■ Task details ■
Among the lines below, copy each one in which "fraction" appears.

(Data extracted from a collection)
* * *

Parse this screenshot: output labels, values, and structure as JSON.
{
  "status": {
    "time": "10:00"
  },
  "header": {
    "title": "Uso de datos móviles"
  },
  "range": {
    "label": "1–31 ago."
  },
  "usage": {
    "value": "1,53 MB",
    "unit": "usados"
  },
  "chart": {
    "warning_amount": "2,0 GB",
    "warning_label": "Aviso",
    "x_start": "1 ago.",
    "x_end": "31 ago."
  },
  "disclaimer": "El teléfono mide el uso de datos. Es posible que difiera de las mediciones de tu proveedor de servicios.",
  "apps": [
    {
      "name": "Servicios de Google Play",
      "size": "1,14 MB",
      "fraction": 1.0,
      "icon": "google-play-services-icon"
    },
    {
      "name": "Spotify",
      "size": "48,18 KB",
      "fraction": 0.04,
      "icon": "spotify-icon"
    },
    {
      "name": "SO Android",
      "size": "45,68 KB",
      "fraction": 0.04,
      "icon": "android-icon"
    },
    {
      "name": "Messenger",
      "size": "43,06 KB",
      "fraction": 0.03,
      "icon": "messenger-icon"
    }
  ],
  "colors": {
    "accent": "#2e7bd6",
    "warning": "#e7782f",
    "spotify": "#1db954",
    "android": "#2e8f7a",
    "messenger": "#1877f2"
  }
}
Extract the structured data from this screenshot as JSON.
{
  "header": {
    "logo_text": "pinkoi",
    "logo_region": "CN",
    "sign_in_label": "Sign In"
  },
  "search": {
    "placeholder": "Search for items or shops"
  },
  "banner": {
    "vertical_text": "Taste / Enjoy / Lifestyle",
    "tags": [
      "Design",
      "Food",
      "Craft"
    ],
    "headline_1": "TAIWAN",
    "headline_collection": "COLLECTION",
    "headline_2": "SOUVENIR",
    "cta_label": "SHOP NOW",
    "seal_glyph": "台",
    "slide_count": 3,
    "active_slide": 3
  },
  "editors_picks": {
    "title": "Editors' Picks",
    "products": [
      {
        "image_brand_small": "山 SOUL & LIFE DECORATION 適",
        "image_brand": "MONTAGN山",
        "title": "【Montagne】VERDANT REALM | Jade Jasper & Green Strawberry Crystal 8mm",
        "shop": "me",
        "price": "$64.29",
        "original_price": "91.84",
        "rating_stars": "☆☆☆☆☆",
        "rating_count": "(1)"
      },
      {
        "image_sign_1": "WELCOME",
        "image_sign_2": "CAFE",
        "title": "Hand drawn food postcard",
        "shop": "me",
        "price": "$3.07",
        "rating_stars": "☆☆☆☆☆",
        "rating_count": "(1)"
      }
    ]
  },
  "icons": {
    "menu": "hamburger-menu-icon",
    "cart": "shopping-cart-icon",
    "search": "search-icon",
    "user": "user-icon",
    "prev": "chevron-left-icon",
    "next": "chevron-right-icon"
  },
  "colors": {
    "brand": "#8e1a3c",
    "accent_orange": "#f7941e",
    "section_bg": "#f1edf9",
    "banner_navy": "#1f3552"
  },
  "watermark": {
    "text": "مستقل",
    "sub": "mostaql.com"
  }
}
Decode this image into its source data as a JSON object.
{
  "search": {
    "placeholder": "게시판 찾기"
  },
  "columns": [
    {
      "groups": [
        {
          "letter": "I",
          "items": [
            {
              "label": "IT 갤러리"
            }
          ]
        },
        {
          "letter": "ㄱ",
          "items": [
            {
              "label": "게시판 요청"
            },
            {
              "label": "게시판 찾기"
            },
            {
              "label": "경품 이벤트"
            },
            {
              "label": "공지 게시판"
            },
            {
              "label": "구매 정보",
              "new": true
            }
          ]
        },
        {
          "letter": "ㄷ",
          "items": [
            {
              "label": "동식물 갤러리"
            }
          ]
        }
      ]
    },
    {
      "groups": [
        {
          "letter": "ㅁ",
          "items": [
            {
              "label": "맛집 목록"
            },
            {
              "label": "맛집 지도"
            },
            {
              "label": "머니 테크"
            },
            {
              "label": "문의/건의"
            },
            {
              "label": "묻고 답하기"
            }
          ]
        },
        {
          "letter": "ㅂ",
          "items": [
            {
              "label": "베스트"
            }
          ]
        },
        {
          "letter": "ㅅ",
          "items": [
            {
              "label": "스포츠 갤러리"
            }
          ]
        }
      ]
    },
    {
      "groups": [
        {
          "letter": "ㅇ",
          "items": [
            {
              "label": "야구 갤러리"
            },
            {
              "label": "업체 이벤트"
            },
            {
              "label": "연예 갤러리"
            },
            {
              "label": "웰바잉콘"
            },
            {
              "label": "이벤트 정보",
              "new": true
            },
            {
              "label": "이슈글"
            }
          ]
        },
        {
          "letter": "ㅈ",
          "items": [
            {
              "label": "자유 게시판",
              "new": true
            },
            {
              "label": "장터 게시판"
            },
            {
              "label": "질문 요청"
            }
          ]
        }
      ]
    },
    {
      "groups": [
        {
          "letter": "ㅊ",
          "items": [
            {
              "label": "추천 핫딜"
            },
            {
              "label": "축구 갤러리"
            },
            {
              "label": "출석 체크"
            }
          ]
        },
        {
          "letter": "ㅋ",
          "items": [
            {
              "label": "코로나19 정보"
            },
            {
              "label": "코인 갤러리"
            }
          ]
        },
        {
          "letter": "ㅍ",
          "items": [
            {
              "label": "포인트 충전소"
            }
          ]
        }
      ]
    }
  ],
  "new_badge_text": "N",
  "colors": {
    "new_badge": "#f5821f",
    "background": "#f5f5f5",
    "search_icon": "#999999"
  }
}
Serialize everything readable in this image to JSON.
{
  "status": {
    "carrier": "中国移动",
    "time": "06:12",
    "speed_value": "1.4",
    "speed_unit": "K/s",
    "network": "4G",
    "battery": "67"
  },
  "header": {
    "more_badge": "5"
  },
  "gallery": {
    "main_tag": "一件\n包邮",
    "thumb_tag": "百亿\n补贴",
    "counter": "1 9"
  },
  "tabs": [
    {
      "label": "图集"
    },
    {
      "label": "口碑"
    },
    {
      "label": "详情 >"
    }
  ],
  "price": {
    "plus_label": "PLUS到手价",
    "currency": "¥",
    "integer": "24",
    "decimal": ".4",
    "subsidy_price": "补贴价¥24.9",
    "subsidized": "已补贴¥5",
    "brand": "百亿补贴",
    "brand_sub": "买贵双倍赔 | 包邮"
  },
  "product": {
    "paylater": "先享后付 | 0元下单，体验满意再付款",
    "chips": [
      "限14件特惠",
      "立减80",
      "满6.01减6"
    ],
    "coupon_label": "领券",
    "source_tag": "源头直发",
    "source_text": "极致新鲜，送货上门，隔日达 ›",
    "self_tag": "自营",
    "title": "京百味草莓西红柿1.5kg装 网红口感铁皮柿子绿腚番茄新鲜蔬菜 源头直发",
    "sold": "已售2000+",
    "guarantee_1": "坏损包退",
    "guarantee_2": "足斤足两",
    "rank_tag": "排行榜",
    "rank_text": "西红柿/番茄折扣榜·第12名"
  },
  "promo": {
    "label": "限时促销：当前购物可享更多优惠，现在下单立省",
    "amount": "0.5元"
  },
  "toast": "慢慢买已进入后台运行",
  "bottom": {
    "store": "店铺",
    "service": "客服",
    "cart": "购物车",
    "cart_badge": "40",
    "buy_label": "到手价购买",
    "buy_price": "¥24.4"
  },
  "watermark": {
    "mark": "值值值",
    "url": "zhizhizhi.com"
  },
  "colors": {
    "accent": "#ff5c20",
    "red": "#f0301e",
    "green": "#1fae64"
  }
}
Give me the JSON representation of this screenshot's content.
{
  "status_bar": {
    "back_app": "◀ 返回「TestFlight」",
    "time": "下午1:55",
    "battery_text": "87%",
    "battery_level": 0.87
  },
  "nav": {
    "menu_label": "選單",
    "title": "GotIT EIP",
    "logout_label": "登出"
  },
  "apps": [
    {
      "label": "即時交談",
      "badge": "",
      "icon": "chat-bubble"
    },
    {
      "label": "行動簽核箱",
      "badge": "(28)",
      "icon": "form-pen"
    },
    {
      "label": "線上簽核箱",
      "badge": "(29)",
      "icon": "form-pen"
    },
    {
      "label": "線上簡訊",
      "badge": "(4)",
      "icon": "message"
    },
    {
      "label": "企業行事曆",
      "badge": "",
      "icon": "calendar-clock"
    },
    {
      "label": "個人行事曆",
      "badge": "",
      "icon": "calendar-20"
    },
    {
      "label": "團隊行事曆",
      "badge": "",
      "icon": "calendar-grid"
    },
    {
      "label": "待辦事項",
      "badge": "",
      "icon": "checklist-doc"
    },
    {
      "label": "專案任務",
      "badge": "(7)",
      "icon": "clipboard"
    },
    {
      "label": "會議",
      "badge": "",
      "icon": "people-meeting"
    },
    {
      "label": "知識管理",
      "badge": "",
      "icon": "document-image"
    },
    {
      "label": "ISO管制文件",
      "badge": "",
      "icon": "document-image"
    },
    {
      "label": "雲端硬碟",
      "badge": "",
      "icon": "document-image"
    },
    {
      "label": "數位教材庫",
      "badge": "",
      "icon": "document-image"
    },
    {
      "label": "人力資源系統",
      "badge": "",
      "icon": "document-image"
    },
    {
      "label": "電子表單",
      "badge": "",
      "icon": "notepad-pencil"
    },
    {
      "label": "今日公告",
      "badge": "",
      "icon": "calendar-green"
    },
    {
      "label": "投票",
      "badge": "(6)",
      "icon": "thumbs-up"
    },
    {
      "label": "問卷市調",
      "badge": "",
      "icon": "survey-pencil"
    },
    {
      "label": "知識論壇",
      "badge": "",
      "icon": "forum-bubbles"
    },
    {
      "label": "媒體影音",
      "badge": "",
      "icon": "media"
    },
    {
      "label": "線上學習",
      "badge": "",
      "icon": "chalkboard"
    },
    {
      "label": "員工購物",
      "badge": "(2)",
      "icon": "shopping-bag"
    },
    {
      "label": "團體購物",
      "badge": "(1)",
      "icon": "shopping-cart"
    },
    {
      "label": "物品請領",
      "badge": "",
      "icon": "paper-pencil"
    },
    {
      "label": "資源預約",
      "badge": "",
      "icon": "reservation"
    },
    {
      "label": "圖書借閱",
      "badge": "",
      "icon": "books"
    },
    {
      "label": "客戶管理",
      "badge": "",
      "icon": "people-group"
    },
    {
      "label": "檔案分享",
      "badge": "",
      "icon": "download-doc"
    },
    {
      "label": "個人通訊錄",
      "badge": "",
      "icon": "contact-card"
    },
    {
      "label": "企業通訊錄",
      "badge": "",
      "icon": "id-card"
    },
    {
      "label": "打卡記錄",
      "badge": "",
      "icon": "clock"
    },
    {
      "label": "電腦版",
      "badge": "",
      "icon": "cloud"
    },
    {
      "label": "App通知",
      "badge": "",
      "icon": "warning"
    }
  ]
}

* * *

■ Solved exercise ■
      "fraction": 1.0,
      "fraction": 0.04,
      "fraction": 0.04,
      "fraction": 0.03,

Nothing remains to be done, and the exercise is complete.